The Copyright Act specifically protects pictorial, graphic, and sculptural works. 17 U.S.C.S. § 102(a)(5). These works must be original. 17 U.S.C.S. § 102(b). The Copyright Act protects the form but not the mechanical or utilitarian aspects of artistic craftsmanship. 17 U.S.C.S. § 101. Plaintiff must prove a valid copyright, that it was infringed, and his damages.
Plaintiff fabricated a replica of the Statue of Liberty on the grounds of the New York-New York Hotel & Casino in Las Vegas in 1996. He applied for and obtained a copyright for the replica in 2013, too late for the statutory presumption of validity. It was also undisputed that the Postal Service used a photograph of that work on a stamp released in December 2010 without permission or attribution. Plaintiff was seeking compensation for that use under 28 U.S.C. § 1498(b) (2012). Defendant answered that plaintiff’s work was too similar to the original in New York Harbor and that the government’s use copied nothing original to plaintiff.
Was plaintiff’s statue sufficiently original to be afforded copyright protection?

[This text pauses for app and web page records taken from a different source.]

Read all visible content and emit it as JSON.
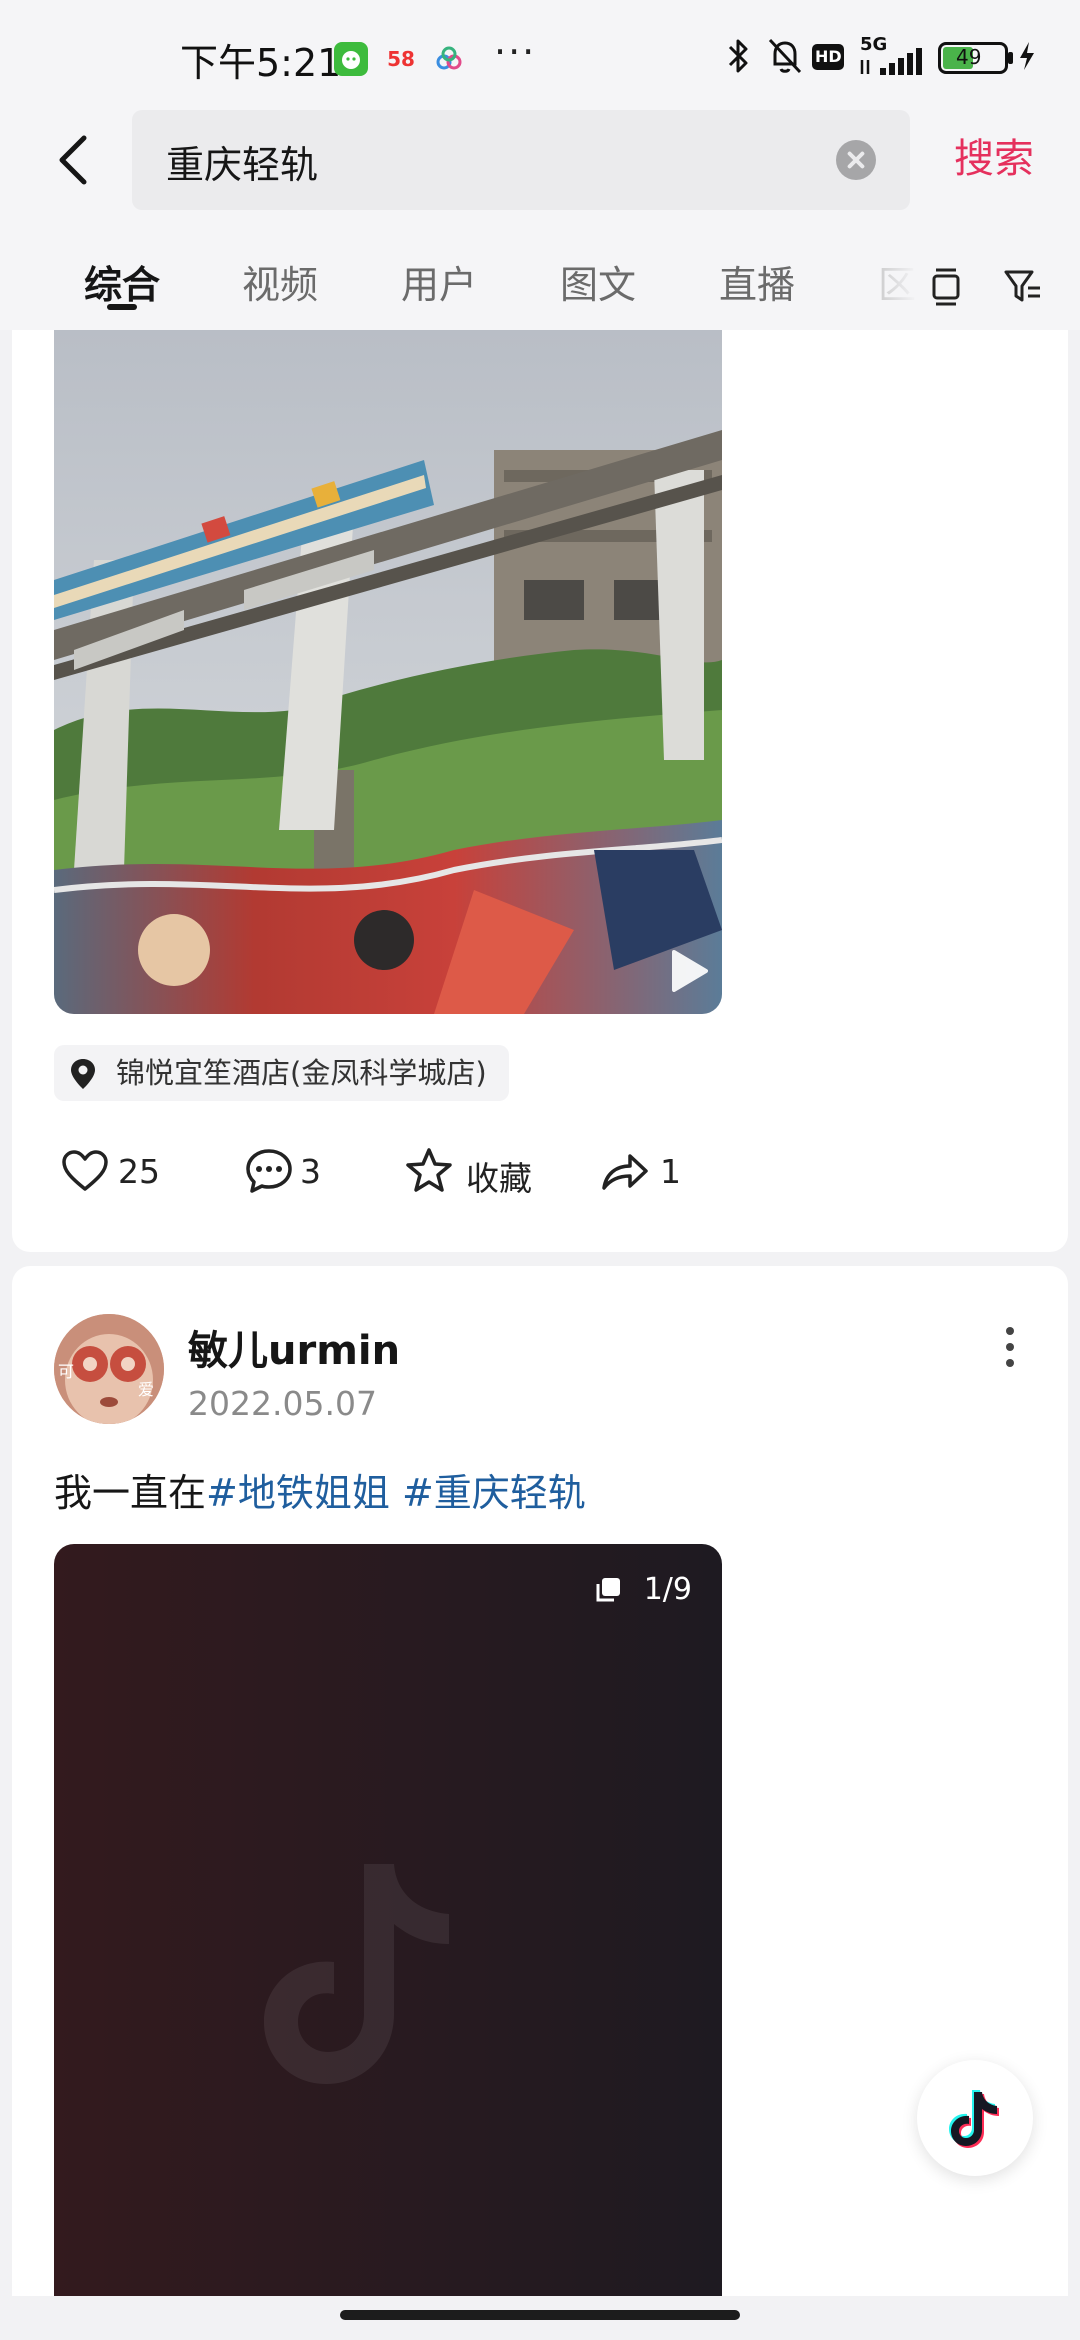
{
  "status_bar": {
    "time": "下午5:21",
    "app_58_label": "58",
    "battery_level": "49",
    "network": "5G",
    "hd_label": "HD",
    "icons": [
      "wechat-app-icon",
      "app-58-icon",
      "cloud-app-icon",
      "bluetooth-icon",
      "mute-bell-icon",
      "signal-icon",
      "battery-icon",
      "charging-icon"
    ]
  },
  "header": {
    "search_query": "重庆轻轨",
    "search_button": "搜索"
  },
  "tabs": {
    "items": [
      {
        "label": "综合",
        "active": true
      },
      {
        "label": "视频",
        "active": false
      },
      {
        "label": "用户",
        "active": false
      },
      {
        "label": "图文",
        "active": false
      },
      {
        "label": "直播",
        "active": false
      },
      {
        "label": "区",
        "active": false
      }
    ]
  },
  "post1": {
    "location": "锦悦宜笙酒店(金凤科学城店)",
    "likes": "25",
    "comments": "3",
    "favorite_label": "收藏",
    "shares": "1"
  },
  "post2": {
    "username": "敏儿urmin",
    "date": "2022.05.07",
    "caption_text": "我一直在",
    "hashtag1": "#地铁姐姐",
    "hashtag2": "#重庆轻轨",
    "image_count": "1/9",
    "avatar_text_left": "可",
    "avatar_text_right": "爱"
  },
  "colors": {
    "accent": "#e5305d",
    "hashtag": "#1f5e9e",
    "background": "#f2f2f4"
  }
}
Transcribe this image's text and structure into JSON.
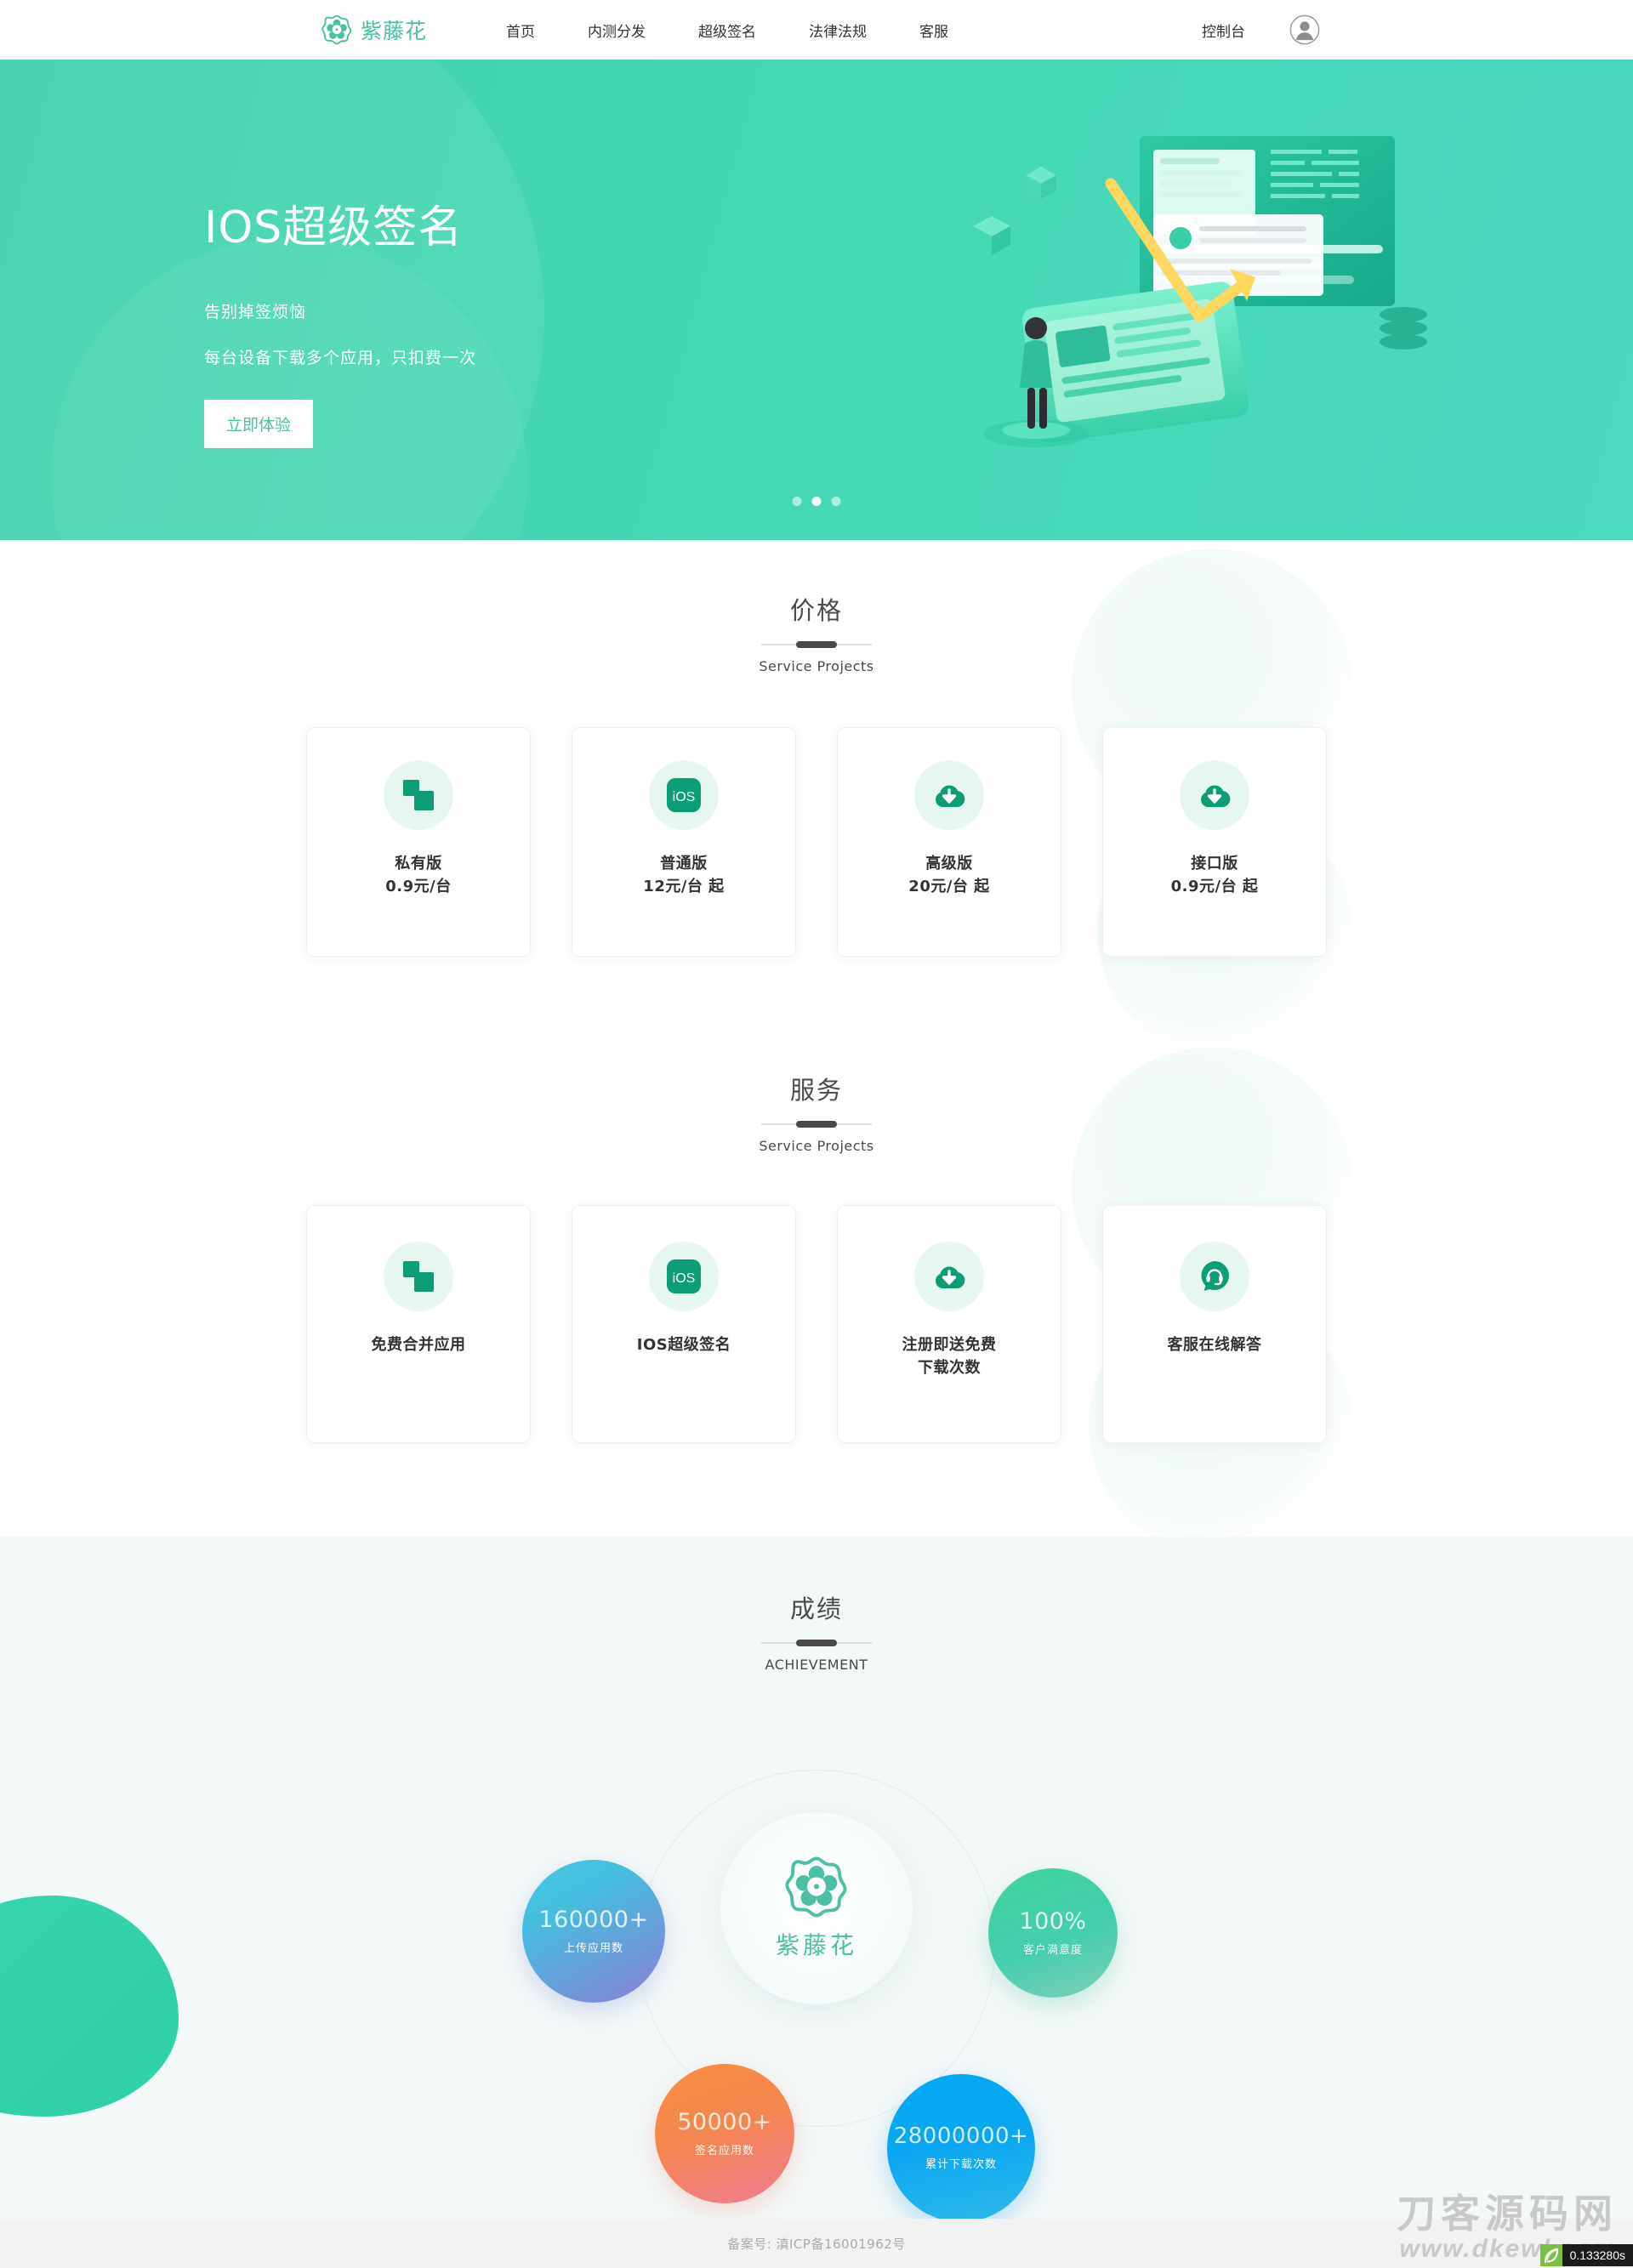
{
  "header": {
    "brand": {
      "name": "紫藤花",
      "icon": "flower-hexagon-logo"
    },
    "nav": [
      {
        "label": "首页",
        "name": "nav-home"
      },
      {
        "label": "内测分发",
        "name": "nav-beta-distribution"
      },
      {
        "label": "超级签名",
        "name": "nav-super-signature"
      },
      {
        "label": "法律法规",
        "name": "nav-legal"
      },
      {
        "label": "客服",
        "name": "nav-support"
      }
    ],
    "console_label": "控制台",
    "avatar_icon": "user-avatar-icon"
  },
  "hero": {
    "title": "IOS超级签名",
    "subtitle_1": "告别掉签烦恼",
    "subtitle_2": "每台设备下载多个应用，只扣费一次",
    "cta_label": "立即体验",
    "slide_count": 3,
    "active_slide": 2,
    "bg_color": "#45d4b2"
  },
  "price_section": {
    "title": "价格",
    "subtitle": "Service Projects",
    "cards": [
      {
        "icon": "merge-apps-icon",
        "name": "私有版",
        "price": "0.9元/台"
      },
      {
        "icon": "ios-icon",
        "name": "普通版",
        "price": "12元/台 起"
      },
      {
        "icon": "cloud-download-icon",
        "name": "高级版",
        "price": "20元/台 起"
      },
      {
        "icon": "cloud-download-icon",
        "name": "接口版",
        "price": "0.9元/台 起"
      }
    ]
  },
  "service_section": {
    "title": "服务",
    "subtitle": "Service Projects",
    "cards": [
      {
        "icon": "merge-apps-icon",
        "line1": "免费合并应用",
        "line2": ""
      },
      {
        "icon": "ios-icon",
        "line1": "IOS超级签名",
        "line2": ""
      },
      {
        "icon": "cloud-download-icon",
        "line1": "注册即送免费",
        "line2": "下载次数"
      },
      {
        "icon": "headset-support-icon",
        "line1": "客服在线解答",
        "line2": ""
      }
    ]
  },
  "achievement_section": {
    "title": "成绩",
    "subtitle": "ACHIEVEMENT",
    "center": {
      "name": "紫藤花",
      "icon": "flower-hexagon-logo"
    },
    "stats": [
      {
        "key": "upload",
        "value": "160000+",
        "label": "上传应用数",
        "color_from": "#49c6e0",
        "color_to": "#8b7fd4"
      },
      {
        "key": "satisfaction",
        "value": "100%",
        "label": "客户满意度",
        "color_from": "#3fd39b",
        "color_to": "#7fd0b8"
      },
      {
        "key": "signed",
        "value": "50000+",
        "label": "签名应用数",
        "color_from": "#f98e3f",
        "color_to": "#ee7d94"
      },
      {
        "key": "downloads",
        "value": "28000000+",
        "label": "累计下载次数",
        "color_from": "#05a8f5",
        "color_to": "#2fb9e8"
      }
    ]
  },
  "footer": {
    "icp_text": "备案号: 滇ICP备16001962号"
  },
  "watermark": {
    "cn": "刀客源码网",
    "en": "www.dkewl.com"
  },
  "perf_badge": {
    "time": "0.133280s",
    "icon": "leaf-icon"
  }
}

The court held that the plaintiff’s statue, although invoking an existing world-famous statue, was an original, creative work, and as such was the subject of a valid copyright registration. The court noted that all of the testimony revolved around the two faces and whether the Las Vegas lady's face was different. Having found that it was, the conclusion that defendant United States' use infringed was inescapable. On balance, defendant had not proven its use to have been fair. Moreover, the court held that the plaintiff proved its entitlement to actual damages of $3,554,946.95, plus interest.